ACTIVITY: In the data below, find each line carrying the string "icon" and copy it out.

'''

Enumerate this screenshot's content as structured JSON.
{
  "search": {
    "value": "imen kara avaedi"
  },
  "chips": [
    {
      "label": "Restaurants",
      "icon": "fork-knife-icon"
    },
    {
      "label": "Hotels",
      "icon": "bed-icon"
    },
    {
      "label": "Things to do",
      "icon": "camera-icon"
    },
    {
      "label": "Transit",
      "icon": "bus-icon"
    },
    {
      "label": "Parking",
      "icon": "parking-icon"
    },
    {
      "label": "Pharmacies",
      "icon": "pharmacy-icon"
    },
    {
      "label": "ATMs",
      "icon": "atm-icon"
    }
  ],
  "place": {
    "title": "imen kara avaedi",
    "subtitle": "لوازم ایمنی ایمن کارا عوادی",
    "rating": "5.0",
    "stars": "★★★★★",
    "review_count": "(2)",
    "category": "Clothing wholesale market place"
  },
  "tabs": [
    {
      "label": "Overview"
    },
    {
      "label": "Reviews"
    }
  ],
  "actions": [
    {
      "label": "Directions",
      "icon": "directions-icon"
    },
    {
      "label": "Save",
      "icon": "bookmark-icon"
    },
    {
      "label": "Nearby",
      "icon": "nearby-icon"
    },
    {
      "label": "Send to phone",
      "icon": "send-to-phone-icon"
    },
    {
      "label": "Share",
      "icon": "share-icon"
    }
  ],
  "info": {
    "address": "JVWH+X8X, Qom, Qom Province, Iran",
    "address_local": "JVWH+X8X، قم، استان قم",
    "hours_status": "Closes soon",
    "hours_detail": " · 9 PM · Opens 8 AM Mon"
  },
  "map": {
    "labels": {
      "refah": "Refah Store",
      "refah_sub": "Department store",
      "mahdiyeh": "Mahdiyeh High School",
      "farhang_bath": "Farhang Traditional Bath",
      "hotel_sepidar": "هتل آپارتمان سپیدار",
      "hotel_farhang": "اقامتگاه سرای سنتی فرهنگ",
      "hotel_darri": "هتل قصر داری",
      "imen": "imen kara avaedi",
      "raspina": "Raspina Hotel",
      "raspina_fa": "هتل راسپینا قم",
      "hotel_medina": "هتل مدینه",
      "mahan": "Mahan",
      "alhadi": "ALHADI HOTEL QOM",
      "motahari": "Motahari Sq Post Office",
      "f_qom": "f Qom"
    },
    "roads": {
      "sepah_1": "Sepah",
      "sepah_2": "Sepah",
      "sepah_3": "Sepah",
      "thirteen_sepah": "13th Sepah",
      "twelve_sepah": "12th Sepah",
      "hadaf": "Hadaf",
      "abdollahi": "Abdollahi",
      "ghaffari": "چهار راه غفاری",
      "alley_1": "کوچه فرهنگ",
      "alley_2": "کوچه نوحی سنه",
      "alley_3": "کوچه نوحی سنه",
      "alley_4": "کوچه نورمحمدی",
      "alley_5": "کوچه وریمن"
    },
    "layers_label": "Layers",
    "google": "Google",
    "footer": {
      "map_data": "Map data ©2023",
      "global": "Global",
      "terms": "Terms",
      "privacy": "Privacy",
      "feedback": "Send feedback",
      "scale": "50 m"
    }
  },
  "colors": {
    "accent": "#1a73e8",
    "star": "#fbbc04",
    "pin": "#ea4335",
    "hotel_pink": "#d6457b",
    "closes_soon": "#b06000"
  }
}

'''

ANSWER SECTION:
      "icon": "fork-knife-icon"
      "icon": "bed-icon"
      "icon": "camera-icon"
      "icon": "bus-icon"
      "icon": "parking-icon"
      "icon": "pharmacy-icon"
      "icon": "atm-icon"
      "icon": "directions-icon"
      "icon": "bookmark-icon"
      "icon": "nearby-icon"
      "icon": "send-to-phone-icon"
      "icon": "share-icon"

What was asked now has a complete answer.